▸ TASK INSTRUCTIONS
All of the records should be given again exactly as they appear.

▸ DATASET EXCERPTS
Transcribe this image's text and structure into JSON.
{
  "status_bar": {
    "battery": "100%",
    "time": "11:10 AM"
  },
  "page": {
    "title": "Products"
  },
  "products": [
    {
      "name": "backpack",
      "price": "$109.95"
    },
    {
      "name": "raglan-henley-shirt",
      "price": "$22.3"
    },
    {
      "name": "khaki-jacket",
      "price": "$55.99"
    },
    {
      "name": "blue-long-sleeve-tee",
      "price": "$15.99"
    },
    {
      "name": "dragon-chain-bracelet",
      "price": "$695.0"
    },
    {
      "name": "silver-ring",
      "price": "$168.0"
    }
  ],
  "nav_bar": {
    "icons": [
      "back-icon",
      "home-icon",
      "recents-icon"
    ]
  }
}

▸ RESPONSE TO THIS TASK
Transcribe this image's text and structure into JSON.
{
  "status_bar": {
    "battery": "100%",
    "time": "11:10 AM"
  },
  "page": {
    "title": "Products"
  },
  "products": [
    {
      "name": "backpack",
      "price": "$109.95"
    },
    {
      "name": "raglan-henley-shirt",
      "price": "$22.3"
    },
    {
      "name": "khaki-jacket",
      "price": "$55.99"
    },
    {
      "name": "blue-long-sleeve-tee",
      "price": "$15.99"
    },
    {
      "name": "dragon-chain-bracelet",
      "price": "$695.0"
    },
    {
      "name": "silver-ring",
      "price": "$168.0"
    }
  ],
  "nav_bar": {
    "icons": [
      "back-icon",
      "home-icon",
      "recents-icon"
    ]
  }
}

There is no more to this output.